We don’t normally hear of the use of balloons after 1862, but in this book we read the account of Huntington W. Jackson, who says he ascended in a balloon and was able to observe Lee’s army on the move at the beginning of the Gettysburg Campaign in June of 1863. “One afternoon the writer made a balloon ascension for the purpose of reporting whether any movement could be detected across the river. A mile or more back from the shore, the entrenchments of the enemy could be plainly distinguished, and one glance in this direction through the powerful field glass told the whole story. Marching toward the left flank were seen long columns of infantry, artillery and wagon trains. The rumor of a movement had become a demonstrated fact.” [p. 458]
William S. Rosecrans was conducting a campaign in the west in 1863 as well. Charles A. Dana was with Rosecrans, and we have his observations. “In the midst of all his difficulties General Rosecrans dawdled with trifles in a manner which scarcely can be imagined. Precious time was lost because our dazed and muzzy commander could not perceive the catastrophe that was close upon us, nor fix his mind on the means of preventing it. Our animals were starving, the men had starvation before them, and the enemy was bound soon to make desperate efforts to dislodge us. Yet the commanding .general devoted that part of the time which was not employed in pleasant gossip to the composition of a long report, to prove that the government was to blame for his failure on September 20. I have never seen a public man possessing less administrative power, less clearness and steadiness in difficulty, and greater practical incapacity than General Rosecrans. He had inventive fertility and knowledge, but his mind scattered; there was no system in the use of his busy days and restless nights, no courage against individuals in his composition and, with great love of command, he was a feeble commander.” [p. 528]

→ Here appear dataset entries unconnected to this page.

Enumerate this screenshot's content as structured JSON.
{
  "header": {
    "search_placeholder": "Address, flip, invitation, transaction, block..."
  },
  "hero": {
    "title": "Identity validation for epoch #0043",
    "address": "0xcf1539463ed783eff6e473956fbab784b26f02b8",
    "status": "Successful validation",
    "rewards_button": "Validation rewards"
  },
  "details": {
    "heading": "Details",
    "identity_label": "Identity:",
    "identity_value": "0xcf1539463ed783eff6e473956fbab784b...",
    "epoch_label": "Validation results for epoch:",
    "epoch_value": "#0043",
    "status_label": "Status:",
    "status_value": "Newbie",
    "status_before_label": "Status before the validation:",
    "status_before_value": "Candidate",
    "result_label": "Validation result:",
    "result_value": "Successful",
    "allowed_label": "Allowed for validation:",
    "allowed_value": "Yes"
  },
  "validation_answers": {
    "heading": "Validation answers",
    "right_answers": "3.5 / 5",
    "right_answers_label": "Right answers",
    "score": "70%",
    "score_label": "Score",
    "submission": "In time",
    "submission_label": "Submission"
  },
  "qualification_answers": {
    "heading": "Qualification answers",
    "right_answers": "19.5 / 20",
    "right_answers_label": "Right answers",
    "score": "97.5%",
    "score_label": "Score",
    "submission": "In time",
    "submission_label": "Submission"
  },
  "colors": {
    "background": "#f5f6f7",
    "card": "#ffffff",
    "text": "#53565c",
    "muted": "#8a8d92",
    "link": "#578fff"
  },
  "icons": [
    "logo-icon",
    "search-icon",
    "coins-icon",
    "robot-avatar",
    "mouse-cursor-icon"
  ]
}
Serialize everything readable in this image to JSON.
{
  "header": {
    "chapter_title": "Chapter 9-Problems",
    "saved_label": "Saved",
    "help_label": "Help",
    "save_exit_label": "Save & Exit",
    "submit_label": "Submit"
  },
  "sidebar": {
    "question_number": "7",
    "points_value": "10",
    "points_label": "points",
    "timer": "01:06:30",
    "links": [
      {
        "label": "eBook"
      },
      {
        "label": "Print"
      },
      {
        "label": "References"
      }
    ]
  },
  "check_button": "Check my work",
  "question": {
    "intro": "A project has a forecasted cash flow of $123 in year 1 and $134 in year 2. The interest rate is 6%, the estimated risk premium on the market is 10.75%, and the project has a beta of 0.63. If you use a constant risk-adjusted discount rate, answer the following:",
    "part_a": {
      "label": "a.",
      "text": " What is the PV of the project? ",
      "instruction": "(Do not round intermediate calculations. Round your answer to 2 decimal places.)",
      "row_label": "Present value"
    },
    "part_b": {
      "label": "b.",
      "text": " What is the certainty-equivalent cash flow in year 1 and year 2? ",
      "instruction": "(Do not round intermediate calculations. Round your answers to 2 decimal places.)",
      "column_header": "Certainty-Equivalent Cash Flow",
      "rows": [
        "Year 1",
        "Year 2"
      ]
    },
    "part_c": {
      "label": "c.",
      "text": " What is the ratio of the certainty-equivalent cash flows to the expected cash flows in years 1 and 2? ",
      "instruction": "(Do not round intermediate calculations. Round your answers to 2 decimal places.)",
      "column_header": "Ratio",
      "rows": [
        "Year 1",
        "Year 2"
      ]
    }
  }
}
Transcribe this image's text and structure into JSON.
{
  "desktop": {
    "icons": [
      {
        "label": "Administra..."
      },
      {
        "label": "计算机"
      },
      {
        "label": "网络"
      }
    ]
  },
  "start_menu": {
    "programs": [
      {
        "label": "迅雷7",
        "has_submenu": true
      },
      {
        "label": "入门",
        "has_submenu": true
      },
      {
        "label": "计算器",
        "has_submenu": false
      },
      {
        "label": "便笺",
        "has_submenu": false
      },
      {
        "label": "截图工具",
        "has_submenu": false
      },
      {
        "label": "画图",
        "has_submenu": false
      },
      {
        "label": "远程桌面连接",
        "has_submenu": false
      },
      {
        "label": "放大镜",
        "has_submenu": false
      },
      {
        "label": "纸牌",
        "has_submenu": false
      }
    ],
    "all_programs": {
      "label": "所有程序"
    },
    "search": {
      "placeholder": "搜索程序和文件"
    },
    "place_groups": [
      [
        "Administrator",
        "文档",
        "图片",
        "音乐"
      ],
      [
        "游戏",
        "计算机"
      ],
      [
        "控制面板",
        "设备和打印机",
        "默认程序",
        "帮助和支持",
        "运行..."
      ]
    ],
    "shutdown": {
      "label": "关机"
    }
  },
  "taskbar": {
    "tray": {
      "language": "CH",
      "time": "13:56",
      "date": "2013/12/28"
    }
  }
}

1864 came about, and one of the famous campaigns was William T. Sherman’s campaign to take Atlanta. According to Sherman, “The great question of the campaign was one of supplies. Nashville, our chief depot, was itself partially in a hostile country, and even the routes from Louisville to Nashville had to be guarded. Chattanooga, our starting point, was 136 miles in front of Nashville, and every foot of the way had to be strongly guarded against a hostile population and the enemy’s cavalry.” [p. 605]
The book has two major weaknesses. First, they uncritically accept the postwar writings, which in many cases had a subsidiary goal of burnishing the writers’ reputations. Secondly, they don’t give us a good citation of where the excerpts can be found in the primary sources. That makes the book not useful for serious students of the war, but if one is only interested in reading a series of accounts by the participants, the book will serve that purpose.